• **WHAT IS BEING ASKED**: Only the pictures are to be dropped; the rest of the data below is to be duplicated exactly.

┌──

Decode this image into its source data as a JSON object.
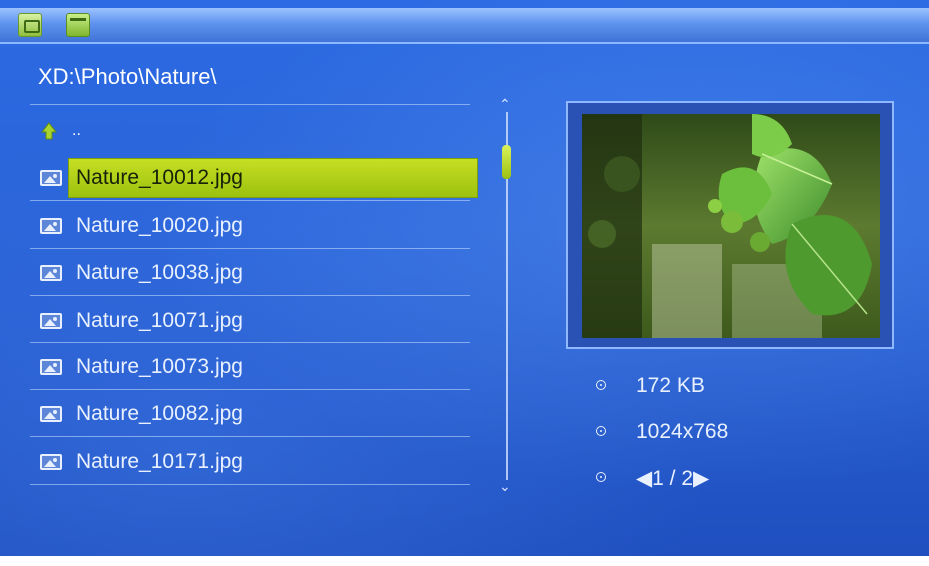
{
  "path": "XD:\\Photo\\Nature\\",
  "parent_label": "..",
  "files": [
    {
      "name": "Nature_10012.jpg",
      "selected": true
    },
    {
      "name": "Nature_10020.jpg",
      "selected": false
    },
    {
      "name": "Nature_10038.jpg",
      "selected": false
    },
    {
      "name": "Nature_10071.jpg",
      "selected": false
    },
    {
      "name": "Nature_10073.jpg",
      "selected": false
    },
    {
      "name": "Nature_10082.jpg",
      "selected": false
    },
    {
      "name": "Nature_10171.jpg",
      "selected": false
    }
  ],
  "info": {
    "size": "172 KB",
    "resolution": "1024x768",
    "page": "◀1 / 2▶"
  },
  "icons": {
    "toolbar_left": "photo-icon",
    "toolbar_right": "folder-icon",
    "parent": "up-arrow-icon",
    "file": "image-file-icon"
  },
  "colors": {
    "selection": "#b5d41a",
    "background": "#2a63d8"
  }
}
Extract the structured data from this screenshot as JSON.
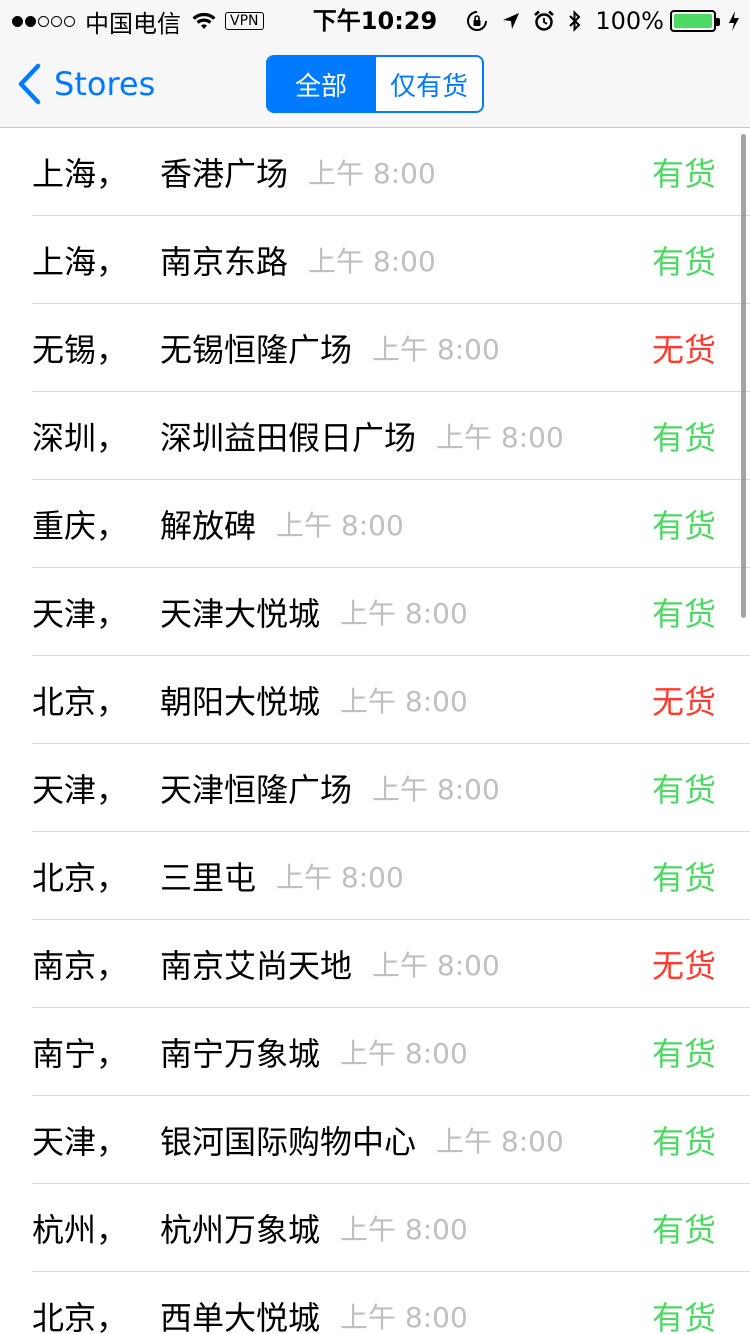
{
  "status_bar": {
    "carrier": "中国电信",
    "vpn": "VPN",
    "time": "下午10:29",
    "battery": "100%"
  },
  "nav": {
    "back_label": "Stores",
    "segments": [
      "全部",
      "仅有货"
    ],
    "active_segment": 0
  },
  "colors": {
    "accent": "#007aff",
    "in_stock": "#4cd964",
    "out_of_stock": "#ff3b30",
    "time_text": "#bfbfbf"
  },
  "stores": [
    {
      "city": "上海，",
      "store": "香港广场",
      "time": "上午 8:00",
      "stock": "有货",
      "in_stock": true
    },
    {
      "city": "上海，",
      "store": "南京东路",
      "time": "上午 8:00",
      "stock": "有货",
      "in_stock": true
    },
    {
      "city": "无锡，",
      "store": "无锡恒隆广场",
      "time": "上午 8:00",
      "stock": "无货",
      "in_stock": false
    },
    {
      "city": "深圳，",
      "store": "深圳益田假日广场",
      "time": "上午 8:00",
      "stock": "有货",
      "in_stock": true
    },
    {
      "city": "重庆，",
      "store": "解放碑",
      "time": "上午 8:00",
      "stock": "有货",
      "in_stock": true
    },
    {
      "city": "天津，",
      "store": "天津大悦城",
      "time": "上午 8:00",
      "stock": "有货",
      "in_stock": true
    },
    {
      "city": "北京，",
      "store": "朝阳大悦城",
      "time": "上午 8:00",
      "stock": "无货",
      "in_stock": false
    },
    {
      "city": "天津，",
      "store": "天津恒隆广场",
      "time": "上午 8:00",
      "stock": "有货",
      "in_stock": true
    },
    {
      "city": "北京，",
      "store": "三里屯",
      "time": "上午 8:00",
      "stock": "有货",
      "in_stock": true
    },
    {
      "city": "南京，",
      "store": "南京艾尚天地",
      "time": "上午 8:00",
      "stock": "无货",
      "in_stock": false
    },
    {
      "city": "南宁，",
      "store": "南宁万象城",
      "time": "上午 8:00",
      "stock": "有货",
      "in_stock": true
    },
    {
      "city": "天津，",
      "store": "银河国际购物中心",
      "time": "上午 8:00",
      "stock": "有货",
      "in_stock": true
    },
    {
      "city": "杭州，",
      "store": "杭州万象城",
      "time": "上午 8:00",
      "stock": "有货",
      "in_stock": true
    },
    {
      "city": "北京，",
      "store": "西单大悦城",
      "time": "上午 8:00",
      "stock": "有货",
      "in_stock": true
    }
  ]
}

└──

• **ANSWER SECTION**:
Decode this image into its source data as a JSON object.
{
  "path": "XD:\\Photo\\Nature\\",
  "parent_label": "..",
  "files": [
    {
      "name": "Nature_10012.jpg",
      "selected": true
    },
    {
      "name": "Nature_10020.jpg",
      "selected": false
    },
    {
      "name": "Nature_10038.jpg",
      "selected": false
    },
    {
      "name": "Nature_10071.jpg",
      "selected": false
    },
    {
      "name": "Nature_10073.jpg",
      "selected": false
    },
    {
      "name": "Nature_10082.jpg",
      "selected": false
    },
    {
      "name": "Nature_10171.jpg",
      "selected": false
    }
  ],
  "info": {
    "size": "172 KB",
    "resolution": "1024x768",
    "page": "◀1 / 2▶"
  },
  "icons": {
    "toolbar_left": "photo-icon",
    "toolbar_right": "folder-icon",
    "parent": "up-arrow-icon",
    "file": "image-file-icon"
  },
  "colors": {
    "selection": "#b5d41a",
    "background": "#2a63d8"
  }
}
Extract the structured data from this screenshot as JSON.
{
  "status_bar": {
    "carrier": "中国电信",
    "vpn": "VPN",
    "time": "下午10:29",
    "battery": "100%"
  },
  "nav": {
    "back_label": "Stores",
    "segments": [
      "全部",
      "仅有货"
    ],
    "active_segment": 0
  },
  "colors": {
    "accent": "#007aff",
    "in_stock": "#4cd964",
    "out_of_stock": "#ff3b30",
    "time_text": "#bfbfbf"
  },
  "stores": [
    {
      "city": "上海，",
      "store": "香港广场",
      "time": "上午 8:00",
      "stock": "有货",
      "in_stock": true
    },
    {
      "city": "上海，",
      "store": "南京东路",
      "time": "上午 8:00",
      "stock": "有货",
      "in_stock": true
    },
    {
      "city": "无锡，",
      "store": "无锡恒隆广场",
      "time": "上午 8:00",
      "stock": "无货",
      "in_stock": false
    },
    {
      "city": "深圳，",
      "store": "深圳益田假日广场",
      "time": "上午 8:00",
      "stock": "有货",
      "in_stock": true
    },
    {
      "city": "重庆，",
      "store": "解放碑",
      "time": "上午 8:00",
      "stock": "有货",
      "in_stock": true
    },
    {
      "city": "天津，",
      "store": "天津大悦城",
      "time": "上午 8:00",
      "stock": "有货",
      "in_stock": true
    },
    {
      "city": "北京，",
      "store": "朝阳大悦城",
      "time": "上午 8:00",
      "stock": "无货",
      "in_stock": false
    },
    {
      "city": "天津，",
      "store": "天津恒隆广场",
      "time": "上午 8:00",
      "stock": "有货",
      "in_stock": true
    },
    {
      "city": "北京，",
      "store": "三里屯",
      "time": "上午 8:00",
      "stock": "有货",
      "in_stock": true
    },
    {
      "city": "南京，",
      "store": "南京艾尚天地",
      "time": "上午 8:00",
      "stock": "无货",
      "in_stock": false
    },
    {
      "city": "南宁，",
      "store": "南宁万象城",
      "time": "上午 8:00",
      "stock": "有货",
      "in_stock": true
    },
    {
      "city": "天津，",
      "store": "银河国际购物中心",
      "time": "上午 8:00",
      "stock": "有货",
      "in_stock": true
    },
    {
      "city": "杭州，",
      "store": "杭州万象城",
      "time": "上午 8:00",
      "stock": "有货",
      "in_stock": true
    },
    {
      "city": "北京，",
      "store": "西单大悦城",
      "time": "上午 8:00",
      "stock": "有货",
      "in_stock": true
    }
  ]
}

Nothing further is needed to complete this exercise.